The regulations are tailored to cover foods and growing methods that pose the greatest risk, and they target produce such as berries, melons, leafy greens and other items usually eaten raw and more prone to contamination. A farm that produces green beans that will be cooked and canned, for example, would not be regulated. There are also exemptions for smaller farms.

The rules require farmers to test irrigation water quality, regularly train workers on the best health and hygiene practices, and monitor wildlife that may intrude on growing fields, among other measures.

Compared with the original proposal, the final rule requires less stringent standards for irrigation water quality and reduces the frequency of testing, in some cases. The organic industry had expressed concerns about the rules, especially because many organic farmers use raw manure as fertilizer and try to treat irrigation water with fewer chemicals.

Advocates for food safety laws have cited the pressing need after several high-profile foodborne illness outbreaks. In 2006, E. coli in fresh spinach was linked to several deaths, including a 2-year-old. A 2011 outbreak of listeria linked to cantaloupes killed 30 people. This year, four people have died in a salmonella outbreak linked to Mexican cucumbers.

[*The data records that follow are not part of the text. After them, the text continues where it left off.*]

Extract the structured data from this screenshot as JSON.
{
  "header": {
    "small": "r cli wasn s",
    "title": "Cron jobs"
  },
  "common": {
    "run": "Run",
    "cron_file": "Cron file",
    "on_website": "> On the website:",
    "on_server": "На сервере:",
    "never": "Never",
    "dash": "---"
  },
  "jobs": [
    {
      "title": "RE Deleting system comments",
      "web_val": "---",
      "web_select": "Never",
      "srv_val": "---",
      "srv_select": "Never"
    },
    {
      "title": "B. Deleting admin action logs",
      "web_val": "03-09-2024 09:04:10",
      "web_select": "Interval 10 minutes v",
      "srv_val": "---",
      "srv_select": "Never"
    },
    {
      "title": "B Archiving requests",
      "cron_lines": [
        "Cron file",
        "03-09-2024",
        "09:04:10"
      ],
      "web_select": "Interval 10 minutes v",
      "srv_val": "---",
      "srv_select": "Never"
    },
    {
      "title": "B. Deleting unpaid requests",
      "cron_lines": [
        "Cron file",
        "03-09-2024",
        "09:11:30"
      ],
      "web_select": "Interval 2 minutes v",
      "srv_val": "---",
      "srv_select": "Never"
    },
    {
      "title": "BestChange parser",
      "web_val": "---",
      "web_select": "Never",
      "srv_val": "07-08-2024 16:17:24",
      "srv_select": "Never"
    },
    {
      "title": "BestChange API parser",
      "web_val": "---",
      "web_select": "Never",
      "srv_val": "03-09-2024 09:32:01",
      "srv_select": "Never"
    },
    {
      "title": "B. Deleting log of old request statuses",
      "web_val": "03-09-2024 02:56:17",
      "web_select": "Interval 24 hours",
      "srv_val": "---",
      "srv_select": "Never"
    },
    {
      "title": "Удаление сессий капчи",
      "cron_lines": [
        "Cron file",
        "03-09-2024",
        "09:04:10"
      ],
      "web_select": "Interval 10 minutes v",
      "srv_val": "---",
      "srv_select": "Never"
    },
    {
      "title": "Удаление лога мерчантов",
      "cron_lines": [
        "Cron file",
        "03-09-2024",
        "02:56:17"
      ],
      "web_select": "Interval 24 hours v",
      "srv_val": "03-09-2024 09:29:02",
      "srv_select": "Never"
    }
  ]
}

Also on Friday, the FDA released new rules to ensure the safety of food imported for the U.S. market.

These rules could help prevent against outbreaks such as the salmonella in Mexican cucumbers or cyclospora illnesses linked to Mexican cilantro. The FDA said the cilantro was grown in fields where American investigators found toilet paper and human feces.

Pistachios following the way of the almond industry: developing validated pasteurization interventions

Nuts and other low moisture foods can be a source of Salmonella. That’s not new. But many folks in the low-moisture foods industries are now conducting risk assessments and validating interventions (like pasteurization) to keep the Salmonella out of the hands of bar patrons everywhere.

The almond industry led the way about a decade ago. The peanut industry, in the wake of two outbreaks followed. According to Growing Produce, the pistachio industry is working with friend of barfblog (and known to her close friends as at the almond queen) Linda Harris and Michigan State’s Bradley Marks on some validation work.pistachios

“At this point in our world, Salmonella is a hazard that is reasonably likely to possibly occur in low-moisture products like nuts. It’s happened before, so we have to assume it’s possible it could happen again,” Marks says. “That being the case, the proposed rules of FSMA require that the processor have a validated process that they can document that they’ve shown achieves the food safety objective.”

Marks and his colleagues are currently working on lab-scale research to evaluate the effects of the pasteurization process and product conditions on the resistance of Salmonella to heating. “We’re doing some mathematical modeling so we can understand the rate of Salmonella activation as a function of temperature, time, and conditions of the product or the process itself,” Marks says.

The second part of the project will involve similar work on a pilot scale. “We have a system where we can inoculate pistachios with Salmonella and subject them to a process like a flatbed roaster,” Marks says. “So we are looking at validating that our prediction of the inactivation of Salmonella is correct, and that a non-pathogenic surrogate (Enterococcus faecium) also is reliable as a means to validate the process.”

Marks is working closely with Linda Harris, co-principal investigator for the Western Center for Food Safety at the University of California, Davis, to develop guidelines and on-site workshop training for pistachio processors. The guidelines and training will focus on what needs to be measured and documented to meet the FSMA requirements.